Monday, November 22, 2010

When the quiet started

It barely seems possible that it has been fourty seven years. It was a Thursday, and we had it and the next day off from school due to a teacher's conference being held at our new shiny modern Regional High School. Well, high school with grades 7 thru 12 anyway. I was in its first 8th grade class. But that morning and early afternoon I was at at our new home on Lakeview Drive. I remember switching channels trying to find something to watch. And then Walter Cronkite broke in with a news bulletin. TV images were black and white then, and now it feels like so long ago instead of just yesterday or maybe last week.

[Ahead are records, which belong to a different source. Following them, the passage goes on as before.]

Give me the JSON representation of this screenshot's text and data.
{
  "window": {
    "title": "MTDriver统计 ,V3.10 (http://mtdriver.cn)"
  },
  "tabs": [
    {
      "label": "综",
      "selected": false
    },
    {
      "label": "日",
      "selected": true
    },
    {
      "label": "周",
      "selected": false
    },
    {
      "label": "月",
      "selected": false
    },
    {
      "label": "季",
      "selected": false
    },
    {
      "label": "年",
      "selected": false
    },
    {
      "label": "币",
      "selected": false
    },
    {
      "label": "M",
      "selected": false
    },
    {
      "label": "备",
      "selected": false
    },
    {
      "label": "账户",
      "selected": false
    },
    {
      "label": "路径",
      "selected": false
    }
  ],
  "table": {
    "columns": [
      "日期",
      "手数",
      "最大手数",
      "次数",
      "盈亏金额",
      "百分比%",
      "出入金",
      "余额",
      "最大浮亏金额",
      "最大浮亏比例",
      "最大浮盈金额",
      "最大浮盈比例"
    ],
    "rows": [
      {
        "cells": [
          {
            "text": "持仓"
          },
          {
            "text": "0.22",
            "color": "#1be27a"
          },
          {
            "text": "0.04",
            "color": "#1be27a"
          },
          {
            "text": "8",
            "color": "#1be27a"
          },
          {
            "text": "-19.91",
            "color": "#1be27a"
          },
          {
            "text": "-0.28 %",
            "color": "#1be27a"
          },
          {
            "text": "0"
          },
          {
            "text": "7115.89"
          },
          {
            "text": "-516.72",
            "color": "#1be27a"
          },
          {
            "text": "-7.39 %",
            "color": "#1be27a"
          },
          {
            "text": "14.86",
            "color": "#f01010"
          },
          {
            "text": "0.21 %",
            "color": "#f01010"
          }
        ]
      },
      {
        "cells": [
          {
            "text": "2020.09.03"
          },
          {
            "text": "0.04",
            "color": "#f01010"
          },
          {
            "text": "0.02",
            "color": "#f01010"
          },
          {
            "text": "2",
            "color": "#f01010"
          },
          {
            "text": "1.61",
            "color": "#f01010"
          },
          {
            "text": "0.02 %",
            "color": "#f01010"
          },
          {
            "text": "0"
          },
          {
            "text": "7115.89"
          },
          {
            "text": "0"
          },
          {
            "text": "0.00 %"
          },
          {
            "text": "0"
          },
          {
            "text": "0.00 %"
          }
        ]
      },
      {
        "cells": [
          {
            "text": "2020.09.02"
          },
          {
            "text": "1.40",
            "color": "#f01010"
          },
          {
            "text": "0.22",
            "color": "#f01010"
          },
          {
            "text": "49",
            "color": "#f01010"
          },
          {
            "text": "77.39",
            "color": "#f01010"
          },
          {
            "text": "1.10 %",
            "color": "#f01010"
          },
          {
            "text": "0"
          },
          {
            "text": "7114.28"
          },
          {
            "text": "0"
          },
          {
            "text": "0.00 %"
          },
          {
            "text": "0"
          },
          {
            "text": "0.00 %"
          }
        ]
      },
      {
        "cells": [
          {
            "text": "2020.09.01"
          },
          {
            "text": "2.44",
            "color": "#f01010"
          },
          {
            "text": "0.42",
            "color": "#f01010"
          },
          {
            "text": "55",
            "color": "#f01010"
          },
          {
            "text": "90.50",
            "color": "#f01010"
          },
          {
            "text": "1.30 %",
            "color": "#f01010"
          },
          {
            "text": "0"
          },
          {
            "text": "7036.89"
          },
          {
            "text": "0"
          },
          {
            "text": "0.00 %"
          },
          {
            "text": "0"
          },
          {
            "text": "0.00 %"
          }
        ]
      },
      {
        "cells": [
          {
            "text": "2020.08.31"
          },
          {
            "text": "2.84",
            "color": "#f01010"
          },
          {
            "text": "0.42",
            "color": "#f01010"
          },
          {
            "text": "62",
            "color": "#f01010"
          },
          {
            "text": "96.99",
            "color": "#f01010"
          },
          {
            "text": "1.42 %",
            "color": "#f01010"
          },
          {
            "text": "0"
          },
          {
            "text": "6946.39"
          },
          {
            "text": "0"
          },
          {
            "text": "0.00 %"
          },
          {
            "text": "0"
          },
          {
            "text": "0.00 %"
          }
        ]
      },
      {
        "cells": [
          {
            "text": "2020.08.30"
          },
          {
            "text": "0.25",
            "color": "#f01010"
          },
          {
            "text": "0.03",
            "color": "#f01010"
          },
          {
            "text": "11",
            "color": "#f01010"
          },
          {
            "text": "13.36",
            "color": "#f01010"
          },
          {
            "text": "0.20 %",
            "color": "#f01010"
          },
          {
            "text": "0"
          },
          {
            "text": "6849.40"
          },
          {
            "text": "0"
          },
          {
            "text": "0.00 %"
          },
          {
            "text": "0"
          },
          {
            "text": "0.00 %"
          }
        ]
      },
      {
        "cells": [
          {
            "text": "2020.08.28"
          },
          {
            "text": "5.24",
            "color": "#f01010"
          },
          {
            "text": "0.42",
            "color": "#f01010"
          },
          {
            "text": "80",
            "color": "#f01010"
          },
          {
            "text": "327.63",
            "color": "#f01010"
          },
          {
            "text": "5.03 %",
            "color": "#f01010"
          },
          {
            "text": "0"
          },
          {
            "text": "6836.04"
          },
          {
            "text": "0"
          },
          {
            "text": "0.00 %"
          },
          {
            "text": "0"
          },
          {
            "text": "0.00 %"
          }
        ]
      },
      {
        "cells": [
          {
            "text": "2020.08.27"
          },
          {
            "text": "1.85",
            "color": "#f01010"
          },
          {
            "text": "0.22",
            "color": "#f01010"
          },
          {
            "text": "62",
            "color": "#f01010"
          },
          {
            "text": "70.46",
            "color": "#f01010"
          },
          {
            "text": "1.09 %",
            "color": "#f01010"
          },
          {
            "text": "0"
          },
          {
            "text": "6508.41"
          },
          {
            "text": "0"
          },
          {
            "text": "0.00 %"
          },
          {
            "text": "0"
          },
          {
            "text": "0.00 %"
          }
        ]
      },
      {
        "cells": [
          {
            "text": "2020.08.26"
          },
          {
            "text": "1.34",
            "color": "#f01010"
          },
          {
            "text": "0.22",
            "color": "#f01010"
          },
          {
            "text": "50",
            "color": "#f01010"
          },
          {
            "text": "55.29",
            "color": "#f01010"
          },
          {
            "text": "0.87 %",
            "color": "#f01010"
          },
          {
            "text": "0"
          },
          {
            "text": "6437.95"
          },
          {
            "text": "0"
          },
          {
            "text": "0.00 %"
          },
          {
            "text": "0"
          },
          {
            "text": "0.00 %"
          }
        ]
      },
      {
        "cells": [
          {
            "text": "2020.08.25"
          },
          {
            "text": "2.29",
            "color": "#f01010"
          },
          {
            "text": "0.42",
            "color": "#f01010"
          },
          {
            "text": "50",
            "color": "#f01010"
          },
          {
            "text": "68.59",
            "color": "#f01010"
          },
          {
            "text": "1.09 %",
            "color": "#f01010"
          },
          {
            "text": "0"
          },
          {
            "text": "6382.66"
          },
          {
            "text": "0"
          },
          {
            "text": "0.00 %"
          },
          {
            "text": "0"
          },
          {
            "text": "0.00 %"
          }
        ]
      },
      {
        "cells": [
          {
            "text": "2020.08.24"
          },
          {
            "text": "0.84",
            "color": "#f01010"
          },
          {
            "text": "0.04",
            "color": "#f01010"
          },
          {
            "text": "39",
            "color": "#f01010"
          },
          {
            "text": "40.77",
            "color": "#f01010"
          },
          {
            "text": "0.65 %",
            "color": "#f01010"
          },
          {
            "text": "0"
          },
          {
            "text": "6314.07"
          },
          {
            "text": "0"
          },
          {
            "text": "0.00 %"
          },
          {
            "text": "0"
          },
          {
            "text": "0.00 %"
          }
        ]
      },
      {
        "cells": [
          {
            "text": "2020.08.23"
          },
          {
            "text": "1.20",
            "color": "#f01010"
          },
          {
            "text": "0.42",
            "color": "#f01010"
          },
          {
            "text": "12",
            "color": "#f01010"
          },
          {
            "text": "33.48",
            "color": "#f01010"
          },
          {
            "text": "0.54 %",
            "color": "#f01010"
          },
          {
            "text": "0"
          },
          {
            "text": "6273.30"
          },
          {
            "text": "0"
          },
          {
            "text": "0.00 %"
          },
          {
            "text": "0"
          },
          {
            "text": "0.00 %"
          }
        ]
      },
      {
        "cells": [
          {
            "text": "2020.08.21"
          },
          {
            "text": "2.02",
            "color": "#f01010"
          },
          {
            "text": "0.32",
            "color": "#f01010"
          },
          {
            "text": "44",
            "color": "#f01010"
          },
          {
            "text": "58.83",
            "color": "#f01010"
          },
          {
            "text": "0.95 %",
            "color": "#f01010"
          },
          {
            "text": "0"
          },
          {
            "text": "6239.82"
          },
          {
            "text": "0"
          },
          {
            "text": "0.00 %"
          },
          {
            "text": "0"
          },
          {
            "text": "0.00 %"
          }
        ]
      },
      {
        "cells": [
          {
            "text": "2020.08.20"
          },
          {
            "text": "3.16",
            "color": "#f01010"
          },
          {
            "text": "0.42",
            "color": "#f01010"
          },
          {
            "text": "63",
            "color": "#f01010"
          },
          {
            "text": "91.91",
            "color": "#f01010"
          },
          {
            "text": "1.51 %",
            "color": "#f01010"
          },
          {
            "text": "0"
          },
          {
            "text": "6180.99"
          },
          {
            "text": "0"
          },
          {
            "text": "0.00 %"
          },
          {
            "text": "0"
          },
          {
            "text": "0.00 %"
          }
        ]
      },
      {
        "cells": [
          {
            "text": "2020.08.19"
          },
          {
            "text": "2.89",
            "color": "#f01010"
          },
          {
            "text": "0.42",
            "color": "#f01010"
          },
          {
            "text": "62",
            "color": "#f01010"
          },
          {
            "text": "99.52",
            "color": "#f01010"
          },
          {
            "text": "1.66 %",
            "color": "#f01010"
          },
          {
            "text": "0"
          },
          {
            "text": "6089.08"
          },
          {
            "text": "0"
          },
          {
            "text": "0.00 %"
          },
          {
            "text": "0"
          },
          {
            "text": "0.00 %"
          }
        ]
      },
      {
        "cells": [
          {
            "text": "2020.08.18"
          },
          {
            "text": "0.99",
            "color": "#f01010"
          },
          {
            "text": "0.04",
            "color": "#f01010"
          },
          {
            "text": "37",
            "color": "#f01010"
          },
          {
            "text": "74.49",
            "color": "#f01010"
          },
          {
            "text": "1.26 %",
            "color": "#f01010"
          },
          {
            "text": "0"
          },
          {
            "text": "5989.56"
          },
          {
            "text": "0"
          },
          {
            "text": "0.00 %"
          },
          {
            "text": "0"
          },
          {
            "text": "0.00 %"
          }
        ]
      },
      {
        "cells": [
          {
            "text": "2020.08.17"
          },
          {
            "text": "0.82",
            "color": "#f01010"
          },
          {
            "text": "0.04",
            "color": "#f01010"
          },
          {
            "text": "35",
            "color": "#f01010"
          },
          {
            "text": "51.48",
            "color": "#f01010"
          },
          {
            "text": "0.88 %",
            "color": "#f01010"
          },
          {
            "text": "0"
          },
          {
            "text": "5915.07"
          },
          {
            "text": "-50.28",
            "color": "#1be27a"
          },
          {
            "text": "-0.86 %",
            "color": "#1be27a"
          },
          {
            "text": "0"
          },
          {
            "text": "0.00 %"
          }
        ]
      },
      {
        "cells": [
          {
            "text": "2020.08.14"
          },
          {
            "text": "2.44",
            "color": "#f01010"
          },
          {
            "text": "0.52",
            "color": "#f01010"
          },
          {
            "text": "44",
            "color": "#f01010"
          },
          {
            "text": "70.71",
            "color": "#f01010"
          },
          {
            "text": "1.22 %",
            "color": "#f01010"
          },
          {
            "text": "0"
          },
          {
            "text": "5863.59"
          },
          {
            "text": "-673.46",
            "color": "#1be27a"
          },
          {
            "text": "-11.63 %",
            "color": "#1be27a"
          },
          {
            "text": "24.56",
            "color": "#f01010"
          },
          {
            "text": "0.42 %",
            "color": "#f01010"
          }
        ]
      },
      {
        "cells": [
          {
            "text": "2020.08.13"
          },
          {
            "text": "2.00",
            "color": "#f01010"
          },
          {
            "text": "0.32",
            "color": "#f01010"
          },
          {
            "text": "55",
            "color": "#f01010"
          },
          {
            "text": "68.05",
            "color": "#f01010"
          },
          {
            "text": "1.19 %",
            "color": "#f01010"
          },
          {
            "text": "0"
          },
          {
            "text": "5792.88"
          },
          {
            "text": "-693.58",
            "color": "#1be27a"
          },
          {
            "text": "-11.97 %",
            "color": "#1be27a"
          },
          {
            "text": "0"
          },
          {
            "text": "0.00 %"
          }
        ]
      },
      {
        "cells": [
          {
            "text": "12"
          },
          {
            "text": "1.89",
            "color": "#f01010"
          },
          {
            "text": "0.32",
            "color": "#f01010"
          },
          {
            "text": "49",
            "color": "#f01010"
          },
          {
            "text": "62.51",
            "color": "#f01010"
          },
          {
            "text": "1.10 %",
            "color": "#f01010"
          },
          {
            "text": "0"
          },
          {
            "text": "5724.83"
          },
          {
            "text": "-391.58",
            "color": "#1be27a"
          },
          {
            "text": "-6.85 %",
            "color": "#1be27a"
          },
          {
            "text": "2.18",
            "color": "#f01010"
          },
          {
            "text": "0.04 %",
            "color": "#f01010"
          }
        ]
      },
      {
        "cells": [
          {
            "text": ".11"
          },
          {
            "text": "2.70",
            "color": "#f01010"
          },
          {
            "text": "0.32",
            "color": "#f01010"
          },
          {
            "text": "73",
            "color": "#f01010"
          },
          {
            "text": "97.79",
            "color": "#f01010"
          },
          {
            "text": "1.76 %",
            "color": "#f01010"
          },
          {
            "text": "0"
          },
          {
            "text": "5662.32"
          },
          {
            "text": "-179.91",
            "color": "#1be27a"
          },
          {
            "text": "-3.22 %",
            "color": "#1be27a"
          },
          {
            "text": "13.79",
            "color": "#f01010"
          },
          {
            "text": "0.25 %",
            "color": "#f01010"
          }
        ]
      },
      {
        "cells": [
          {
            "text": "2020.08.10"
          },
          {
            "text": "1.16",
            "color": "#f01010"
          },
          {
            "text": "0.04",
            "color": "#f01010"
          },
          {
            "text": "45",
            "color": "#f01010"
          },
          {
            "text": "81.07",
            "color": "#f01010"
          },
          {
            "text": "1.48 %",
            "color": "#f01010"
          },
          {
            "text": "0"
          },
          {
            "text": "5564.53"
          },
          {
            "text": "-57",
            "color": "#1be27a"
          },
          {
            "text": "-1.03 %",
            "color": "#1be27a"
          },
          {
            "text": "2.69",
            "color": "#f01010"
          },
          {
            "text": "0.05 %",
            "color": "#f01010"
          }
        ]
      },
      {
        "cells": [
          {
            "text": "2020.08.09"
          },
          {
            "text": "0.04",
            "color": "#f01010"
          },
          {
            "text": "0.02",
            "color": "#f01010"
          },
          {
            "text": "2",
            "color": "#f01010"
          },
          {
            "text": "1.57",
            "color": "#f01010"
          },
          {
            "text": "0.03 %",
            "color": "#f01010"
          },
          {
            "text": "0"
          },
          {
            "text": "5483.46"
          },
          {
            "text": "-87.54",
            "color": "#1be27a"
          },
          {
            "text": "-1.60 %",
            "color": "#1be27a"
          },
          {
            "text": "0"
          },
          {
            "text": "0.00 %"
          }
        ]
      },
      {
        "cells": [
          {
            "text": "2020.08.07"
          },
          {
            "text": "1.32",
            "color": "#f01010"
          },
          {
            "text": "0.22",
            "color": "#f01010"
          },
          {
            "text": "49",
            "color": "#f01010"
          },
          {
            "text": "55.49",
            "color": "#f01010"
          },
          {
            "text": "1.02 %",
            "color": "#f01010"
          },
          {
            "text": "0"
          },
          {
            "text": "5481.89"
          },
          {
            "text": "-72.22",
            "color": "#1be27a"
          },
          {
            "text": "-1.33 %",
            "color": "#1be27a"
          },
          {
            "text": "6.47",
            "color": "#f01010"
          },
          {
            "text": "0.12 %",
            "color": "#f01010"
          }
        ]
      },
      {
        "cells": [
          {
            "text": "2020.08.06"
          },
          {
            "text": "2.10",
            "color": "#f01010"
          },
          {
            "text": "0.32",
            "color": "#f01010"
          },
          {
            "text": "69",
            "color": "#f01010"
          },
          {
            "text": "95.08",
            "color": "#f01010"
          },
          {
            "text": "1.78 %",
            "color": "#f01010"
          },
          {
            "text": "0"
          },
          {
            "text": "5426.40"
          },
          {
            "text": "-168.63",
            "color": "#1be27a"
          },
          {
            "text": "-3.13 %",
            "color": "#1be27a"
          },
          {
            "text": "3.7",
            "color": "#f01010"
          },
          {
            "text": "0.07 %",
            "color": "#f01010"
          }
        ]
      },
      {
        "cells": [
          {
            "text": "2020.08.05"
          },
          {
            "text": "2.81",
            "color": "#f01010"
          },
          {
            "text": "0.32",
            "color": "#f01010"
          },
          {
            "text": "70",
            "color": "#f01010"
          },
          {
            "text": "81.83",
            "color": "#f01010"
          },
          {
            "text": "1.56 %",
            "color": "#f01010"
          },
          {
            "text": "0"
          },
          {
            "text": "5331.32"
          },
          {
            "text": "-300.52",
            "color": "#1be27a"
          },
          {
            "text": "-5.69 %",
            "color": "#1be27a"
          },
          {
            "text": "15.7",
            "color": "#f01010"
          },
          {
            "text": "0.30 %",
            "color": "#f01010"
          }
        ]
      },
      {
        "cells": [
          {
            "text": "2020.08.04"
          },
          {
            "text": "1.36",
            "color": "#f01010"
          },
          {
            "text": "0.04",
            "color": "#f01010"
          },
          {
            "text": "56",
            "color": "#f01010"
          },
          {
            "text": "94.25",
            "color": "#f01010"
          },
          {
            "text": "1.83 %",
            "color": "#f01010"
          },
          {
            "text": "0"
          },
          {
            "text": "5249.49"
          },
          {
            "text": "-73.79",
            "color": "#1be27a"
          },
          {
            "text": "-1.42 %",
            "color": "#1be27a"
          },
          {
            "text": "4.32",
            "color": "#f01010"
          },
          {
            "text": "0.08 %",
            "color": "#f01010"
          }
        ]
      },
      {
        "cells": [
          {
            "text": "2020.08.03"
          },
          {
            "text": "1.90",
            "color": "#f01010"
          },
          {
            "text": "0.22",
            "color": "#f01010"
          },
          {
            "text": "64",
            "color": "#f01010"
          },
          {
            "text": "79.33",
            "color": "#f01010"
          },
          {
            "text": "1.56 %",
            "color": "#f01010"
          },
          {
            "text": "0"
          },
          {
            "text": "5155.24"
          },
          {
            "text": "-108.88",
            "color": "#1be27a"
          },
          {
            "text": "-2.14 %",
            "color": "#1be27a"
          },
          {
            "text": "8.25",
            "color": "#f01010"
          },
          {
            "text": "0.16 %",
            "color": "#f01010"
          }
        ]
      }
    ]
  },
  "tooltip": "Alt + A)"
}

I remember getting tired of the constant coverage of what they didn't know, so I took a walk outside to return a book to Kathy Penrose. Turn the corner at the end of our street, past the haunted looking building which had once housed the American Legion and where we still held -was it weekly or monthly?- dances for us kids. There was an apartment on the top floor and the folks there had a mean nasty dog chained up outside. One day, it would break free and firmly chomp into the back of my leg, making me have rabies shots - oh, I detested and feared needles. Past the lake where we used to swim, and where kids at that point still occasionally found arrow tips made by Indians. I walked past the John Deer place shoehorned into a corner lot,and up the hill until I reached the two family house where my friend Lyle Eastlack lived on one side, and Kathy lived on the other. I knocked on her door. Her mother opened it, and whispered, "Don't you know what is happening?", and after a quick look from side to side closed the door. I walked the half a block or so Main Street, which had several businesses on it back then. There was no one to be seen. No cars, no people, no one going in our out of the news shop, or the library (housed in what had been the local Bank and Trust company before they built their new place in the 1920's or so). No one goes swimming at the lake anymore - first insurance rates and then contaminated water stopped that. There are no more dances at the old Legion building - just about the time it was ready to fall down someone bought it and turned it in a mini-mansion. In the few times I've been there since the late 1960's, the only thing which seems to have stayed the same is the quiet from that day 47 years ago.

and it's all just a fading memory now, a world gone by

1 comment:

Austan said...

It is a world gone by. My memory of it all isn't so clear except for the silence only interrupted by the sound of crying everywhere. Sept. 11th reminded me of that silence. The week after John Lennon's death was also quiet in my life, with only the album "Double Fantasy" playing over & over on my spindled stereo. Most times, the silence says more than words could ever.